The impact of this is yet to be seen, however trends in 2020 might indicate how the CMA may act.
Following our merger control insights issued in 2018, 2019 and 2020, we continue to report on an annual basis on the five-year trends in merger cases filed with the CMA. Key trends in the current period comprise:
As previously reported, the number of closed cases dropped in 2018 and 2019 by around 30%, potentially as a result of Brexit.
In 2020, the number of cases closed dropped by a further 65%, reflecting the slowdown in M&A activity in the first half of 2020 as coronavirus arrived. In addition, the number of open cases in 2020 fell by 40% against the average of the previous four years.
In the UK, unlike most other jurisdictions, merger notification is voluntary and this continues to be the case. Of the cases closed in 2020, 77% of these were as a result of voluntary notifications – an increase from 70% in 2019 and 50% in 2018.
The trend in increased voluntary merger notifications is perhaps a reaction to certain CMA decisions.
In order to ensure no action is taken pending the determination of a merger investigation, the CMA can issue an Initial Enforcement Order (IEO), following the opening of an investigation, or an Interim Order (IO) or Interim Undertakings, during phase two, which are collectively known as interim measures. These interim measures place obligations on the parties to hold-separate the merging business. This can extend to unwinding any integration that has taken place between completion and the opening of the merger investigation.
The CMA has imposed Initial Enforcement order (IEOs) in all completed merger investigations and is also taking a hard line to breaches of the IEO and other interim measures.
Voluntary notifications, while creating additional administration and costs for the parties, can result in fewer surprises.
In 2021 we can expect this trend to continue as the CMA takes a seat around the table for assessing global mergers and the parties avoid the 'surprise' of the regulator imposing hold separate measures when a merger has completed and other jurisdictions have cleared it.
IEOs are issued on the majority of completed mergers. IEOs can however be issued on anticipated mergers and we have seen an increase in the use of IEOs in these cases. This has mainly occurred in cases where the anticipated merger is expected to complete during phase one, or if the CMA believes that the two businesses have already ceased to become distinct.
As of 29 April 2021 there are several voluntary notified merger cases open and subject to an IEO: Veolia/Suez, Stryker/Wright Medical, Amazon/Deliveroo & Sabre/Farelogix.
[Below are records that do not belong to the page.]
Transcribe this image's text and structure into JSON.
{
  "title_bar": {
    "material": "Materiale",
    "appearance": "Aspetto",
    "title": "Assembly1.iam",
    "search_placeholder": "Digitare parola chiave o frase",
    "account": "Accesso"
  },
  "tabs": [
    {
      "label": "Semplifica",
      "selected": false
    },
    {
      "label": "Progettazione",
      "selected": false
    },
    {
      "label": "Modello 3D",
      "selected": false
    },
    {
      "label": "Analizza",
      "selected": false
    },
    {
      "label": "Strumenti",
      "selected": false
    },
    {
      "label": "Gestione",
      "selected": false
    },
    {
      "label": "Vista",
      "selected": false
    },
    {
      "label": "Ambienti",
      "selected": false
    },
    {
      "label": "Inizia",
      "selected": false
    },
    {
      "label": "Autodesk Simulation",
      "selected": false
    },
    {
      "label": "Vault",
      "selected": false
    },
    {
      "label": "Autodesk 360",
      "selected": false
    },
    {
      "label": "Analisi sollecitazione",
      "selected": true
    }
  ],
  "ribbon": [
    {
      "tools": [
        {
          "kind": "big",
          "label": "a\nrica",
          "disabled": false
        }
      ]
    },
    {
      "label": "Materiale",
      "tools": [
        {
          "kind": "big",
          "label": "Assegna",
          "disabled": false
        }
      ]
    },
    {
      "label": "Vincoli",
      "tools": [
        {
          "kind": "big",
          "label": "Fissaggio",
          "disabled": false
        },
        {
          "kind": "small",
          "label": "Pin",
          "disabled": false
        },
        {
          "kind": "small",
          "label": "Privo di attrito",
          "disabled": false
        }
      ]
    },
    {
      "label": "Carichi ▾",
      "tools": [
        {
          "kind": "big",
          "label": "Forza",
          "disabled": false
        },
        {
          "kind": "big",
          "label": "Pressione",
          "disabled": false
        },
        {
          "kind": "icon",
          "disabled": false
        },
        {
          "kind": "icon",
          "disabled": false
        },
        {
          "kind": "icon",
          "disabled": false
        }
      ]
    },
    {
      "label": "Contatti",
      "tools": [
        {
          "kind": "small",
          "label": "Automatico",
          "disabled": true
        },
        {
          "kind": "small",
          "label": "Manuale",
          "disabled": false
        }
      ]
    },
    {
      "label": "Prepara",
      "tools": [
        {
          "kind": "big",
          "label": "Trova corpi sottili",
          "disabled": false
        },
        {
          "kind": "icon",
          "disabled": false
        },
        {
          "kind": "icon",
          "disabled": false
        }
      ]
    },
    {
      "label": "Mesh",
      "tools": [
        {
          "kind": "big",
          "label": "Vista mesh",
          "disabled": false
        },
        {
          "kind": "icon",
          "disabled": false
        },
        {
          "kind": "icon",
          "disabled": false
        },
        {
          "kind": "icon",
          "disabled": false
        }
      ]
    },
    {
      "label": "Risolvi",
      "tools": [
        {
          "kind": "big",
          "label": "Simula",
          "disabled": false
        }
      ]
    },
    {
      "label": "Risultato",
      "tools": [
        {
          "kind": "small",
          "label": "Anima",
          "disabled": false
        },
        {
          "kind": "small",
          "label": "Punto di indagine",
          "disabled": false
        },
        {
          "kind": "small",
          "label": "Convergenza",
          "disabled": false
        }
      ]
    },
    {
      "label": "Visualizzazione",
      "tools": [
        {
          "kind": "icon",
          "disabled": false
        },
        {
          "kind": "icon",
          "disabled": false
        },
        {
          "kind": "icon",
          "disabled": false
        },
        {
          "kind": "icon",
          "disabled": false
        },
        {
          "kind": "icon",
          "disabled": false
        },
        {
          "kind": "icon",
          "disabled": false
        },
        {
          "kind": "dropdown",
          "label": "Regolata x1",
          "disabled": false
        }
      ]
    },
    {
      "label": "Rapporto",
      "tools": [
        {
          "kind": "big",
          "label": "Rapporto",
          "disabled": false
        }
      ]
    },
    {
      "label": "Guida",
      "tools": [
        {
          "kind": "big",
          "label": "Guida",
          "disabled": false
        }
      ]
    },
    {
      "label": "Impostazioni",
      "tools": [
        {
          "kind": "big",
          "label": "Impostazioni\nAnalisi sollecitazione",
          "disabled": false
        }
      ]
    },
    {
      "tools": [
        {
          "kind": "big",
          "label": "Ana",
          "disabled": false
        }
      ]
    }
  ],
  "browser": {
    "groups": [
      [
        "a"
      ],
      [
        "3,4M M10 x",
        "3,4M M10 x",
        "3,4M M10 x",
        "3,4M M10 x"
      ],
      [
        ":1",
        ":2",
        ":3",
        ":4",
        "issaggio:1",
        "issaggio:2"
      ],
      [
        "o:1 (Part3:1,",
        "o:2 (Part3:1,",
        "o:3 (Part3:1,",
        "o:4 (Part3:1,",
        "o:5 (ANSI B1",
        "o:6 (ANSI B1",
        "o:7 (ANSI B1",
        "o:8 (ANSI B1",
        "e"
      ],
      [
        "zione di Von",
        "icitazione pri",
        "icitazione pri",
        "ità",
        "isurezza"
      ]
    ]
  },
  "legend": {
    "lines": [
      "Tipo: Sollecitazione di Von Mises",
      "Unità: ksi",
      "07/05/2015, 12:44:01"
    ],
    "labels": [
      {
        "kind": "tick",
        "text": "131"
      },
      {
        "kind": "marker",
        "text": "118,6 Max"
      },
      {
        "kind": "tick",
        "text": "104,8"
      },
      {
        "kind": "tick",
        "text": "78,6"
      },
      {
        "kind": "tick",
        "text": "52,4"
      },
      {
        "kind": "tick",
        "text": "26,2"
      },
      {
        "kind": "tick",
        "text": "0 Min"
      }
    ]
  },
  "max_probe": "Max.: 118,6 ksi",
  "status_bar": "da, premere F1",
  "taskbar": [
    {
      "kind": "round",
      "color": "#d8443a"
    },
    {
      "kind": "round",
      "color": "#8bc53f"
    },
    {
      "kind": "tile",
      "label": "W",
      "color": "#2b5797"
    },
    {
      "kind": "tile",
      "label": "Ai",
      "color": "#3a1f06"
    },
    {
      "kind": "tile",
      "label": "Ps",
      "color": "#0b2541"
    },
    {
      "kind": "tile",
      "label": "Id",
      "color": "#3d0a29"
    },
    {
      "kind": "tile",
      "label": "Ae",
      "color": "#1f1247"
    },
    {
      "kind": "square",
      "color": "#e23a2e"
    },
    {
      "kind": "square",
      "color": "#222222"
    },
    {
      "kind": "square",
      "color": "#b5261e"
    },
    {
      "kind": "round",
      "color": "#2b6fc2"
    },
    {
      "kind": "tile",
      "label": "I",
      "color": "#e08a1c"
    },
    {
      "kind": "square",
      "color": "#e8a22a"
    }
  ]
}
One voluntary notified merger case, in the motor vehicle sector, was closed in 2020 after receiving an IEO.
The proforma IEO allows for the appointment of a monitoring trustee to monitor the parties' adherence to the IEO. We reported a steady increase in the appointment of monitoring trustees under the IEO last year. This has continued in the cases closed in 2020 with 50% of IEOs resulting in a monitoring trustee appointment versus 22% in 2019.
In addition, of the 40 open cases as at 29 April 2021, 11 monitoring trustees (65% of IEOs) have been appointed: nine at phase one and two at phase two. The continued increase in the use of monitoring trustees pursuant to an IEO indicates that the CMA remains concerned that merging parties are not strictly adhering to interim measures.
Five cases closed in 2020 were cases that have been withdrawn, cancelled or prohibited. This remained high compared to 2019 (six cases), 2018 (two cases) and 2017 (two cases). In 2020 a further two cases have been withdrawn and two cases prohibited (these remain open at 29 April 2021).
This shows an increasing trend in both the withdrawal of cases, potentially as the merger no longer offers the same economic benefits if remedies are required to obtain clearance, and also the prohibition of cases.
As the CMA continues to take a hard line on the imposition of interim measures and becomes a competition regulator in global mergers, it will be key to understand the requirements of the IEO and how these should be implemented into the respective businesses on a day-to-day basis. Getting this wrong can be costly and potentially derail the merger.